Most people live at “might be” when they model magick: Belief might alter reality. Your unconscious might instinctively know how magick works. Magick might operate by altering quantum probabilities.
A “might be” is a plausible story that lets your mind stop being curious. But it doesn’t let you do anything. Either it’s so vague it doesn’t suggest any new techniques (which quantum probabilities does magick alter?), or you just avoid thinking through the implications (if belief alters reality, why aren’t schizophrenics powerful mages?). Either way, a “might be” doesn’t open up new insights. It just lets you keep doing what you’re already doing without being nagged by “why.”
The other pole is “is.” If your model predicts behaviors, and you test them, that’s an “is.” If you use sensory connections to directly observe each step as you do magick, that’s an “is” too. “Is” covers anything you know because, if it weren’t true, that would contradict your own experiences.
When I say that psychic intuitions come from a system, that’s not something I heard somewhere.

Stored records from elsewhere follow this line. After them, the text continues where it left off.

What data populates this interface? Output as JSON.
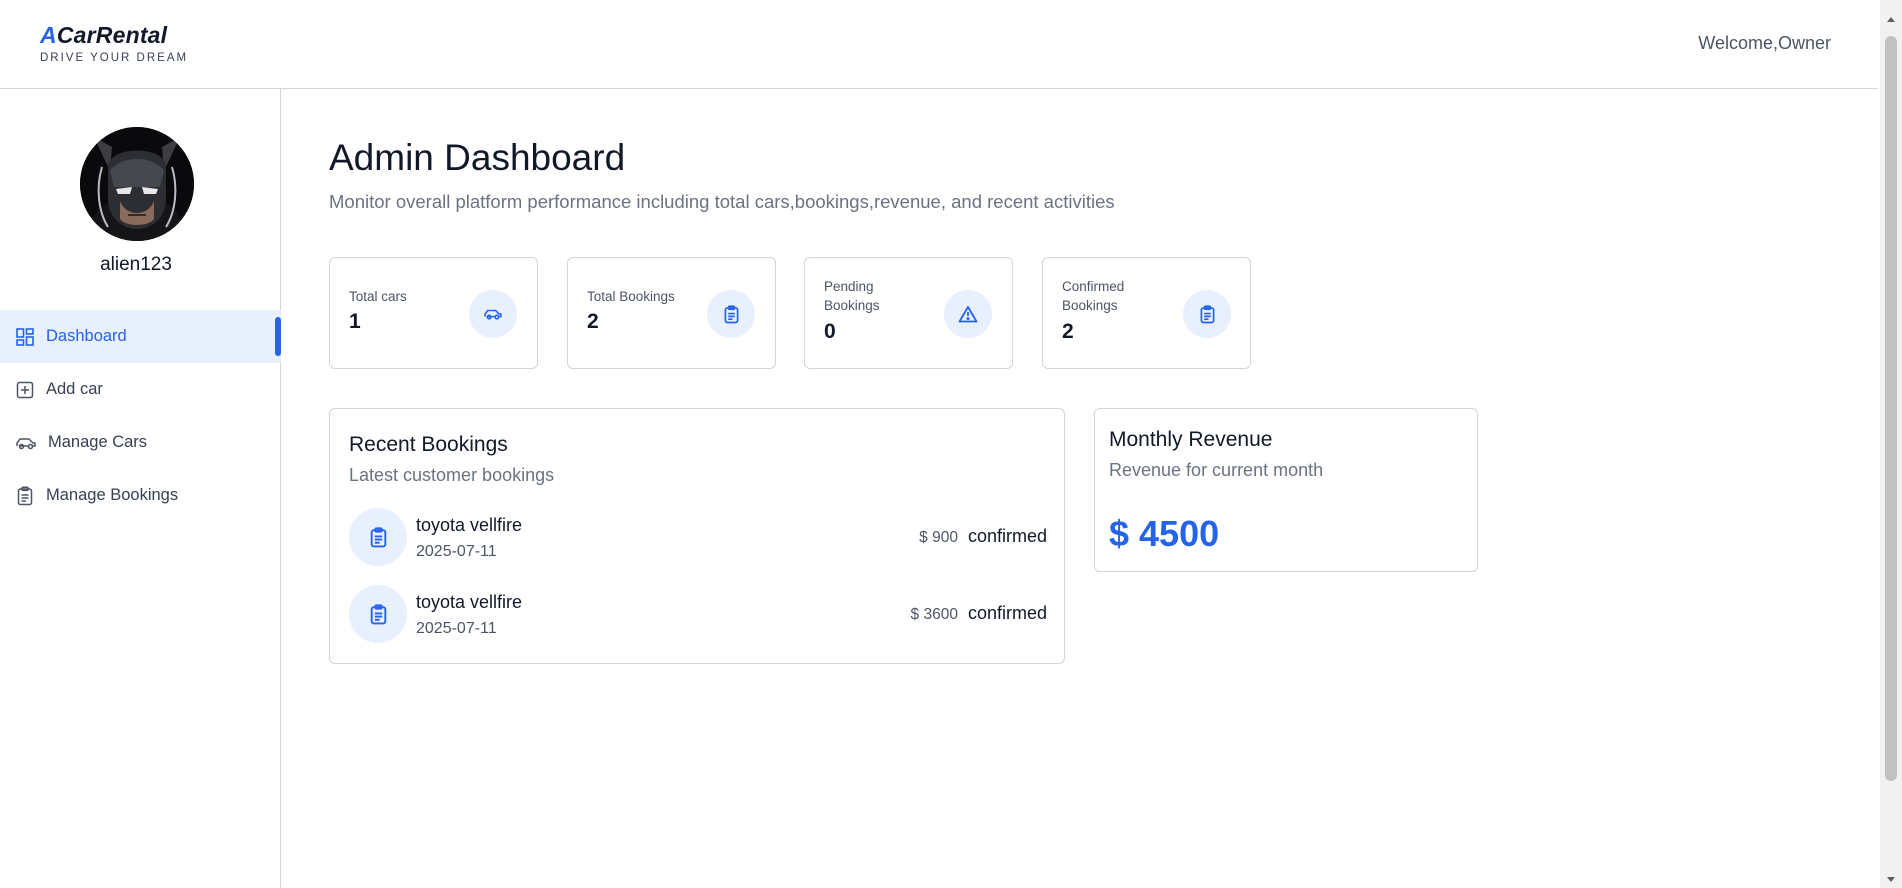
{
  "header": {
    "logo_accent": "A",
    "logo_rest": "CarRental",
    "tagline": "DRIVE YOUR DREAM",
    "welcome": "Welcome,Owner"
  },
  "sidebar": {
    "username": "alien123",
    "items": [
      {
        "label": "Dashboard",
        "icon": "dashboard-icon",
        "active": true
      },
      {
        "label": "Add car",
        "icon": "add-square-icon",
        "active": false
      },
      {
        "label": "Manage Cars",
        "icon": "car-icon",
        "active": false
      },
      {
        "label": "Manage Bookings",
        "icon": "clipboard-icon",
        "active": false
      }
    ]
  },
  "main": {
    "title": "Admin Dashboard",
    "subtitle": "Monitor overall platform performance including total cars,bookings,revenue, and recent activities",
    "stats": [
      {
        "label": "Total cars",
        "value": "1",
        "icon": "car-icon"
      },
      {
        "label": "Total Bookings",
        "value": "2",
        "icon": "clipboard-icon"
      },
      {
        "label": "Pending Bookings",
        "value": "0",
        "icon": "warning-icon"
      },
      {
        "label": "Confirmed Bookings",
        "value": "2",
        "icon": "clipboard-icon"
      }
    ],
    "recent": {
      "title": "Recent Bookings",
      "subtitle": "Latest customer bookings",
      "bookings": [
        {
          "car": "toyota vellfire",
          "date": "2025-07-11",
          "price": "$ 900",
          "status": "confirmed"
        },
        {
          "car": "toyota vellfire",
          "date": "2025-07-11",
          "price": "$ 3600",
          "status": "confirmed"
        }
      ]
    },
    "revenue": {
      "title": "Monthly Revenue",
      "subtitle": "Revenue for current month",
      "value": "$ 4500"
    }
  },
  "colors": {
    "accent": "#2563eb",
    "accent_light": "#e8effd",
    "border": "#d1d5db",
    "muted_text": "#6b7280"
  }
}
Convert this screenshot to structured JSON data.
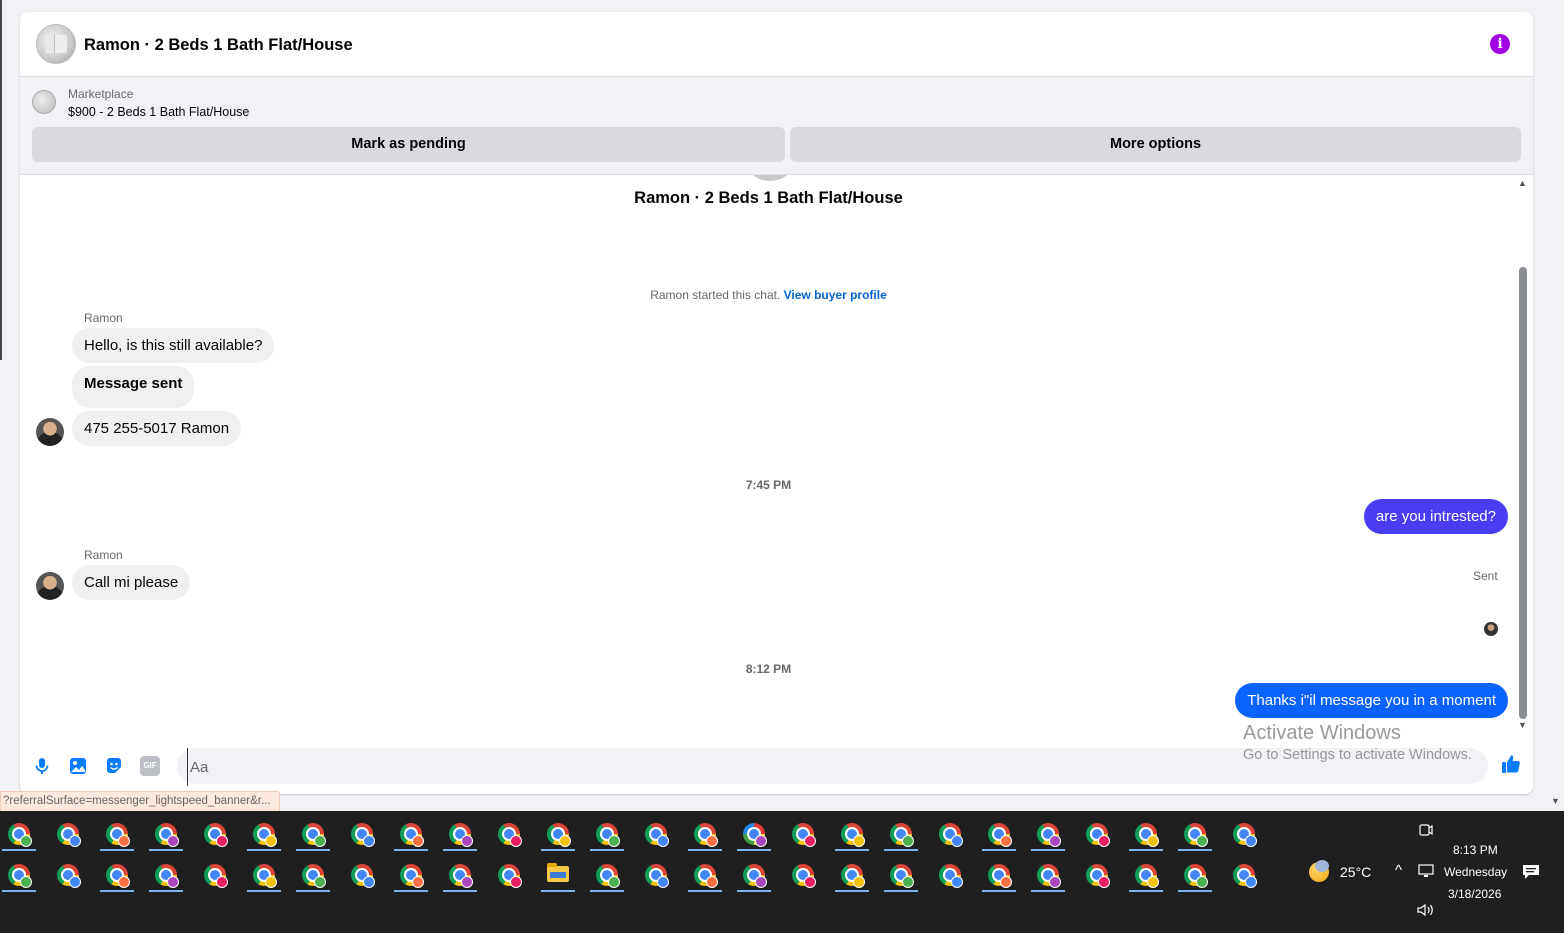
{
  "header": {
    "title": "Ramon · 2 Beds 1 Bath Flat/House"
  },
  "listing": {
    "source": "Marketplace",
    "summary": "$900 - 2 Beds 1 Bath Flat/House",
    "actions": {
      "mark_pending": "Mark as pending",
      "more_options": "More options"
    }
  },
  "thread": {
    "title": "Ramon · 2 Beds 1 Bath Flat/House",
    "system_text": "Ramon started this chat.",
    "system_link": "View buyer profile",
    "messages": [
      {
        "sender": "Ramon",
        "text": "Hello, is this still available?"
      },
      {
        "text": "Message sent"
      },
      {
        "text": "475 255-5017  Ramon"
      },
      {
        "timestamp": "7:45 PM"
      },
      {
        "text": "are you intrested?",
        "color": "#4a3cf2"
      },
      {
        "sender": "Ramon",
        "text": "Call mi please"
      },
      {
        "timestamp": "8:12 PM"
      },
      {
        "text": "Thanks i\"il message you in a moment",
        "color": "#0a62ff",
        "status": "Sent"
      }
    ]
  },
  "composer": {
    "placeholder": "Aa",
    "icons": [
      "microphone-icon",
      "image-icon",
      "sticker-icon",
      "gif-icon",
      "emoji-icon",
      "thumbs-up-icon"
    ],
    "gif_label": "GIF"
  },
  "watermark": {
    "title": "Activate Windows",
    "subtitle": "Go to Settings to activate Windows."
  },
  "status_bar": {
    "url": "?referralSurface=messenger_lightspeed_banner&r..."
  },
  "taskbar": {
    "weather": "25°C",
    "time": "8:13 PM",
    "day": "Wednesday",
    "date": "3/18/2026"
  },
  "colors": {
    "accent": "#0a7cff",
    "link": "#0064d1",
    "info": "#a200e6"
  }
}
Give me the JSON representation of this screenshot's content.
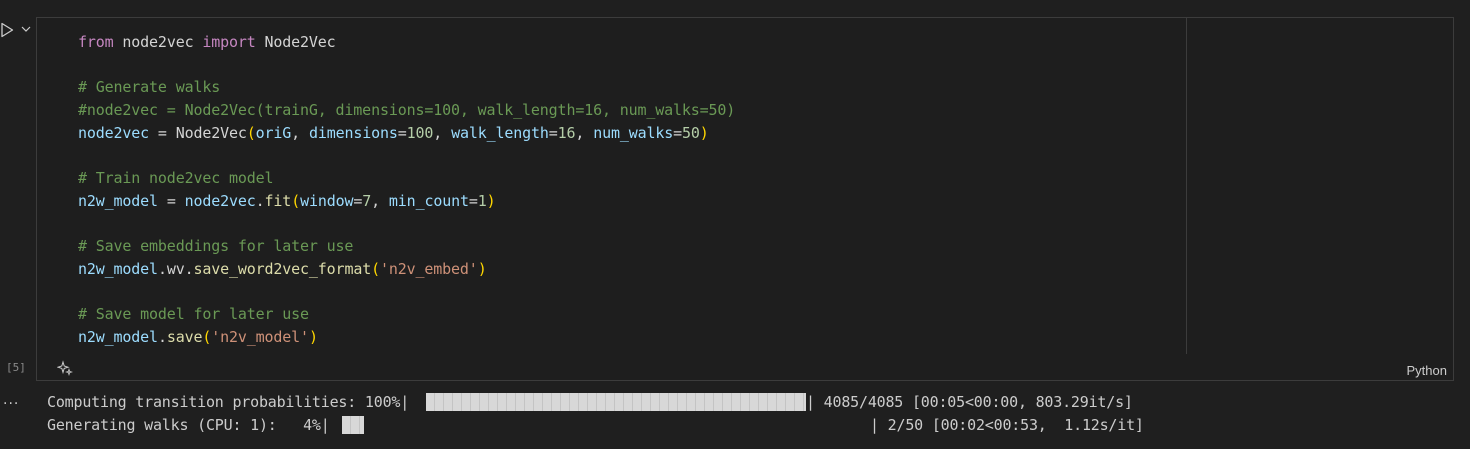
{
  "cell": {
    "execution_count": "[5]",
    "language": "Python",
    "code_lines": [
      [
        {
          "t": "from",
          "c": "kw"
        },
        {
          "t": " node2vec ",
          "c": "op"
        },
        {
          "t": "import",
          "c": "kw"
        },
        {
          "t": " Node2Vec",
          "c": "cls"
        }
      ],
      [],
      [
        {
          "t": "# Generate walks",
          "c": "cmt"
        }
      ],
      [
        {
          "t": "#node2vec = Node2Vec(trainG, dimensions=100, walk_length=16, num_walks=50)",
          "c": "cmt"
        }
      ],
      [
        {
          "t": "node2vec",
          "c": "var"
        },
        {
          "t": " = ",
          "c": "op"
        },
        {
          "t": "Node2Vec",
          "c": "cls"
        },
        {
          "t": "(",
          "c": "par1"
        },
        {
          "t": "oriG",
          "c": "var"
        },
        {
          "t": ", ",
          "c": "op"
        },
        {
          "t": "dimensions",
          "c": "var"
        },
        {
          "t": "=",
          "c": "op"
        },
        {
          "t": "100",
          "c": "num"
        },
        {
          "t": ", ",
          "c": "op"
        },
        {
          "t": "walk_length",
          "c": "var"
        },
        {
          "t": "=",
          "c": "op"
        },
        {
          "t": "16",
          "c": "num"
        },
        {
          "t": ", ",
          "c": "op"
        },
        {
          "t": "num_walks",
          "c": "var"
        },
        {
          "t": "=",
          "c": "op"
        },
        {
          "t": "50",
          "c": "num"
        },
        {
          "t": ")",
          "c": "par1"
        }
      ],
      [],
      [
        {
          "t": "# Train node2vec model",
          "c": "cmt"
        }
      ],
      [
        {
          "t": "n2w_model",
          "c": "var"
        },
        {
          "t": " = ",
          "c": "op"
        },
        {
          "t": "node2vec",
          "c": "var"
        },
        {
          "t": ".",
          "c": "op"
        },
        {
          "t": "fit",
          "c": "fn"
        },
        {
          "t": "(",
          "c": "par1"
        },
        {
          "t": "window",
          "c": "var"
        },
        {
          "t": "=",
          "c": "op"
        },
        {
          "t": "7",
          "c": "num"
        },
        {
          "t": ", ",
          "c": "op"
        },
        {
          "t": "min_count",
          "c": "var"
        },
        {
          "t": "=",
          "c": "op"
        },
        {
          "t": "1",
          "c": "num"
        },
        {
          "t": ")",
          "c": "par1"
        }
      ],
      [],
      [
        {
          "t": "# Save embeddings for later use",
          "c": "cmt"
        }
      ],
      [
        {
          "t": "n2w_model",
          "c": "var"
        },
        {
          "t": ".wv.",
          "c": "op"
        },
        {
          "t": "save_word2vec_format",
          "c": "fn"
        },
        {
          "t": "(",
          "c": "par1"
        },
        {
          "t": "'n2v_embed'",
          "c": "str"
        },
        {
          "t": ")",
          "c": "par1"
        }
      ],
      [],
      [
        {
          "t": "# Save model for later use",
          "c": "cmt"
        }
      ],
      [
        {
          "t": "n2w_model",
          "c": "var"
        },
        {
          "t": ".",
          "c": "op"
        },
        {
          "t": "save",
          "c": "fn"
        },
        {
          "t": "(",
          "c": "par1"
        },
        {
          "t": "'n2v_model'",
          "c": "str"
        },
        {
          "t": ")",
          "c": "par1"
        }
      ]
    ]
  },
  "output": {
    "more_label": "...",
    "lines": [
      {
        "prefix": "Computing transition probabilities: 100%|",
        "suffix": "| 4085/4085 [00:05<00:00, 803.29it/s]",
        "progress": 1.0
      },
      {
        "prefix": "Generating walks (CPU: 1):   4%|",
        "suffix": "| 2/50 [00:02<00:53,  1.12s/it]",
        "progress": 0.04
      }
    ]
  }
}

I know it because I’ve worked with psychics, followed the connections from the systems, and seen the information coming in. I know it’s true because I’ve seen it for myself.
Don’t confuse “seen it for myself” with “that’s what I visualize when I do magick.” Your mind creates visualizations based on what you already believe is true. They’re projections, not observations.
So how do you tell the difference between “might be” and “is”?
You can’t rely on a person’s words. I’d say “Psychic intuitions come from systems,” and someone else would say “Magick works by altering quantum probabilities.” Everyone phrases their model as “is” instead of “might be.”
I actually use “might be” for ideas I haven’t tested yet. So maybe it’s a reverse-indicator: If someone says “might be,” it means that the rest of the time, their “is” really means it. But I wouldn’t rely on that.
You also can’t tell by what a person says. You could say “psychic information comes from systems,” and be thinking about all the times you’ve seen the connection and followed the information. Someone else could repeat your words, but if they don’t have those experiences, it’s just a “might be” for them. The “is”-ness lies in the reason behind the belief, not the belief itself.
So, how to tell the difference? Ask what their next question is.
A person living at “might be” won’t have one. The whole point of the explanation is to quiet their curiosity — to avoid having a next question.
But a person living at “is” tries to see the holes in their model so they can ask questions, develop a better understanding and better techniques. That’s the whole point of the model.
A few examples of my next questions:
- Energy Healing: Energy signatures seem to affect how cells behave over time. I’d love to test this with some cultures in petri dishes.
- Communication: When I draw signatures from my mind, how do I adjust them so that, when I place them in someone else’s mind, they produce the same thoughts?
- Systems: How does the underlying operating system that drives the system’s logic work?
But the real point of this isn’t to categorize the person you’re talking to. It’s to figure out whether your own ideas are “might be” or “is.”
So, what’s your next question?